__TASK DATA__.

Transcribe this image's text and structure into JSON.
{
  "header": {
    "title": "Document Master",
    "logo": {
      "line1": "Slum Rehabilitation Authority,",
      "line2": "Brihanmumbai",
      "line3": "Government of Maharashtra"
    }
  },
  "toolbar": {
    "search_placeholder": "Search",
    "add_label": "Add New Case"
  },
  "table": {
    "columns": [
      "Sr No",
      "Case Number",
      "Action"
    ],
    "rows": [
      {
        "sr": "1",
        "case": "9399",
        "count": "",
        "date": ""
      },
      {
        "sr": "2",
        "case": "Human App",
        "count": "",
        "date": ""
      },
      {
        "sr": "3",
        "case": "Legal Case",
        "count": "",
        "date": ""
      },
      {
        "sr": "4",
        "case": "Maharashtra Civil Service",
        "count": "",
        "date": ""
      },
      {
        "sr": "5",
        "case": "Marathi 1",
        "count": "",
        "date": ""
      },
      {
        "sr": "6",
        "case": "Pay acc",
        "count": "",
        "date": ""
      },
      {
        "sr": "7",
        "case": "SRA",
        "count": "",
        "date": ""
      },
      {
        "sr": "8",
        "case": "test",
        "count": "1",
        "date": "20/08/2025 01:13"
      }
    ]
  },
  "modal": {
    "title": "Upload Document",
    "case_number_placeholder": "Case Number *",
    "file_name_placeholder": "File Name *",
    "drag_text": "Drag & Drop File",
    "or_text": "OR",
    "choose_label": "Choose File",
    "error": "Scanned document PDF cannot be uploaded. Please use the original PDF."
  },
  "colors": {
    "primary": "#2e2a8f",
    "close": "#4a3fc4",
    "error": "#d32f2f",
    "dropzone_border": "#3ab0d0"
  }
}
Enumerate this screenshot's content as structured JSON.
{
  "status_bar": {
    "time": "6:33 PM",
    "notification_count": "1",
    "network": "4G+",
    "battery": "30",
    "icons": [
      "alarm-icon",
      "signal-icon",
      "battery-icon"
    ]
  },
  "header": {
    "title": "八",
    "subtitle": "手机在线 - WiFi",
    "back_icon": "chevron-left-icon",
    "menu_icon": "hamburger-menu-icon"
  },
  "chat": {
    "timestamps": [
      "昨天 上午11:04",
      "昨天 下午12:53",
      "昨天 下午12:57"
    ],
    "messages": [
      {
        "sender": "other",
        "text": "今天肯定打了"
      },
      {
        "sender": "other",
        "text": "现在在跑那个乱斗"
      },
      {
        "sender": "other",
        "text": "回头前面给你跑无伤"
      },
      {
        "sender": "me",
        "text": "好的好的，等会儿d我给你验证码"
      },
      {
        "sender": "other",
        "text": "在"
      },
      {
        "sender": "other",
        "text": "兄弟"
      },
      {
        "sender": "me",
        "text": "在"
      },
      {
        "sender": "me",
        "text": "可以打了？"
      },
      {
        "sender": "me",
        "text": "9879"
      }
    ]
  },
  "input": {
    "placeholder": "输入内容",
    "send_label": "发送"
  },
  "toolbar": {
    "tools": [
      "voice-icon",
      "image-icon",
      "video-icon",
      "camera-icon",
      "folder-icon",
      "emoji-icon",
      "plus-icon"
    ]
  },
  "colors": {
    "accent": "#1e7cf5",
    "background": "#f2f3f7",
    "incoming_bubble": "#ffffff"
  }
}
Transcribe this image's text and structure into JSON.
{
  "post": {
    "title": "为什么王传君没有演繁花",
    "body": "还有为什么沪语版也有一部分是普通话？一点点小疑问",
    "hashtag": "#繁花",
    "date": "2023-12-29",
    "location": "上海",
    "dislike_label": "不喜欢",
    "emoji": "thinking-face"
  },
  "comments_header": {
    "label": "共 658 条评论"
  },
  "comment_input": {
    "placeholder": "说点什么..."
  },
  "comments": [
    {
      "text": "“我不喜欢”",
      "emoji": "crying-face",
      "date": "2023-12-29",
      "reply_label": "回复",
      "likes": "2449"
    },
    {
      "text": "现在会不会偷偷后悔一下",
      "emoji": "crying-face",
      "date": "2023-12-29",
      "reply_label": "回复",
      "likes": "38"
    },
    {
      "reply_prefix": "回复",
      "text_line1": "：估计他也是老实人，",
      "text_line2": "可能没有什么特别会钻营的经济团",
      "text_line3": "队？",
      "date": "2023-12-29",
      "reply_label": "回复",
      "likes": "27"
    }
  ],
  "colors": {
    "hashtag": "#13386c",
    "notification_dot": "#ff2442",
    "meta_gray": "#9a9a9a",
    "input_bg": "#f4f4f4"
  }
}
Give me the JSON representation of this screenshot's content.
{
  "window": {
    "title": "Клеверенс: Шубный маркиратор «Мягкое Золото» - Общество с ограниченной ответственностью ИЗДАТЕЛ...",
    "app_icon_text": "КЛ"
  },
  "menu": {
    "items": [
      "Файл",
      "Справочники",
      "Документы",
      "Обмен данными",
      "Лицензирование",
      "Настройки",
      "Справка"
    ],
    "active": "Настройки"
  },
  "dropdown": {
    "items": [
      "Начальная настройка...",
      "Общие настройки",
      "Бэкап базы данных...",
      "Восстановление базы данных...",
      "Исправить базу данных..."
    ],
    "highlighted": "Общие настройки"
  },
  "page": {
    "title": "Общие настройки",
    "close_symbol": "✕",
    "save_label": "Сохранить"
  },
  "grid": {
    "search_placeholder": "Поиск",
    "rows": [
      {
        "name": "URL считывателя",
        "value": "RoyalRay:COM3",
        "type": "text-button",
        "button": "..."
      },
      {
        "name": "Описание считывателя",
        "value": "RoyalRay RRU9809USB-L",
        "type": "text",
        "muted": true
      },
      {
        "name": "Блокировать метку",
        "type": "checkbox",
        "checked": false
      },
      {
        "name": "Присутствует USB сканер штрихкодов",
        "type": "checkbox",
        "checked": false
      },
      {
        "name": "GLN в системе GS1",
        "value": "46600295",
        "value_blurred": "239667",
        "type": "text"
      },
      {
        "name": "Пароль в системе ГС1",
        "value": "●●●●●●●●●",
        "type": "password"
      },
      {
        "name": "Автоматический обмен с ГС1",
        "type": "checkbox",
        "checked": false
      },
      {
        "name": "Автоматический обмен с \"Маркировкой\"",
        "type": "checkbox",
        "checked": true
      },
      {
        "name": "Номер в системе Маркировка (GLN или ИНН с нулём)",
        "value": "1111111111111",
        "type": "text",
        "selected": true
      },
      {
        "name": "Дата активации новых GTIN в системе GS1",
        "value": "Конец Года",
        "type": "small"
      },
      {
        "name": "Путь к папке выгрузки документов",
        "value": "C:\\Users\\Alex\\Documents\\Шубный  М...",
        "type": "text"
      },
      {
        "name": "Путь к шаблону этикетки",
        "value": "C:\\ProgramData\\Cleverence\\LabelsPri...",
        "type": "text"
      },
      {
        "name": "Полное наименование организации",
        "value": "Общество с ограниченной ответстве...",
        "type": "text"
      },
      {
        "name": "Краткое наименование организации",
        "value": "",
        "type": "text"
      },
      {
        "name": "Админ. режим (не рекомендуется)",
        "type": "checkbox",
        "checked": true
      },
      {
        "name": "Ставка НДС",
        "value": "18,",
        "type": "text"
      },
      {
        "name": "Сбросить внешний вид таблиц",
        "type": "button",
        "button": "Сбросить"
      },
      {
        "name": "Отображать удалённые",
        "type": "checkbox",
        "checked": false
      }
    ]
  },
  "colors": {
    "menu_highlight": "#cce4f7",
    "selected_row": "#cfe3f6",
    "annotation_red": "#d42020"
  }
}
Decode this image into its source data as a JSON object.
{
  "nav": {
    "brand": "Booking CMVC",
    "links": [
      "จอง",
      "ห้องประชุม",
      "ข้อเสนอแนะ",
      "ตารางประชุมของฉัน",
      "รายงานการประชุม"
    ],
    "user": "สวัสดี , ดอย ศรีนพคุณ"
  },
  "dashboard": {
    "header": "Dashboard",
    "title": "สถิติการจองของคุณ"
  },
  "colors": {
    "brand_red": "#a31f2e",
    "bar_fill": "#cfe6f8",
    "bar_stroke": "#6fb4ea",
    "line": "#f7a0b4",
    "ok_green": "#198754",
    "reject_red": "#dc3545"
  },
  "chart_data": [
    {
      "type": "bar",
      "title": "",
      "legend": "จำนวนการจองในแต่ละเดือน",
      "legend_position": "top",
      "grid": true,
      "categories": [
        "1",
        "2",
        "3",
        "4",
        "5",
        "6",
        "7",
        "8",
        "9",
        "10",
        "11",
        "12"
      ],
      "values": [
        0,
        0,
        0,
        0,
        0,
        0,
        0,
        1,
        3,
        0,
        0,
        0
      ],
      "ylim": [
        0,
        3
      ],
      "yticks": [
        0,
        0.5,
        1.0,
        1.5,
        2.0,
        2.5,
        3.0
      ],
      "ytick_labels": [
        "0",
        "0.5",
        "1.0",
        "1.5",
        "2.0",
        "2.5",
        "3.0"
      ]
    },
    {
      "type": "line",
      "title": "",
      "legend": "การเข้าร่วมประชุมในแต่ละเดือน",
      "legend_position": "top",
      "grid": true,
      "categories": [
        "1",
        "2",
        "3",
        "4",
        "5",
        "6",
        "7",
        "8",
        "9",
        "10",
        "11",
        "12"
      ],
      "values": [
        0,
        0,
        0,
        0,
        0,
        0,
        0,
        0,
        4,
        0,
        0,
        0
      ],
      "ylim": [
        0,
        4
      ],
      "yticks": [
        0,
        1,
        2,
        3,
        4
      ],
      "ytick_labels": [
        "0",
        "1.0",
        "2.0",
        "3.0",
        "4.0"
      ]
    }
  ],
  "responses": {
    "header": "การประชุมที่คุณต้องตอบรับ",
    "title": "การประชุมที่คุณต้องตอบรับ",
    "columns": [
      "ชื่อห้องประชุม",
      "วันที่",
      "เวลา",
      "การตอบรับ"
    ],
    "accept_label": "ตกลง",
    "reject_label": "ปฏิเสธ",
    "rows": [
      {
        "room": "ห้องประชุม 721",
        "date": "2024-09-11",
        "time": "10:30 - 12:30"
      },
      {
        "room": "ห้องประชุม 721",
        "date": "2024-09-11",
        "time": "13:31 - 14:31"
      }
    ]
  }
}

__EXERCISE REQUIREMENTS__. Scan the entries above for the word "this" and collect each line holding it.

__COMPLETED TASK__.
Transcribe this image's text and structure into JSON.
Enumerate this screenshot's content as structured JSON.
Transcribe this image's text and structure into JSON.
Give me the JSON representation of this screenshot's content.
Decode this image into its source data as a JSON object.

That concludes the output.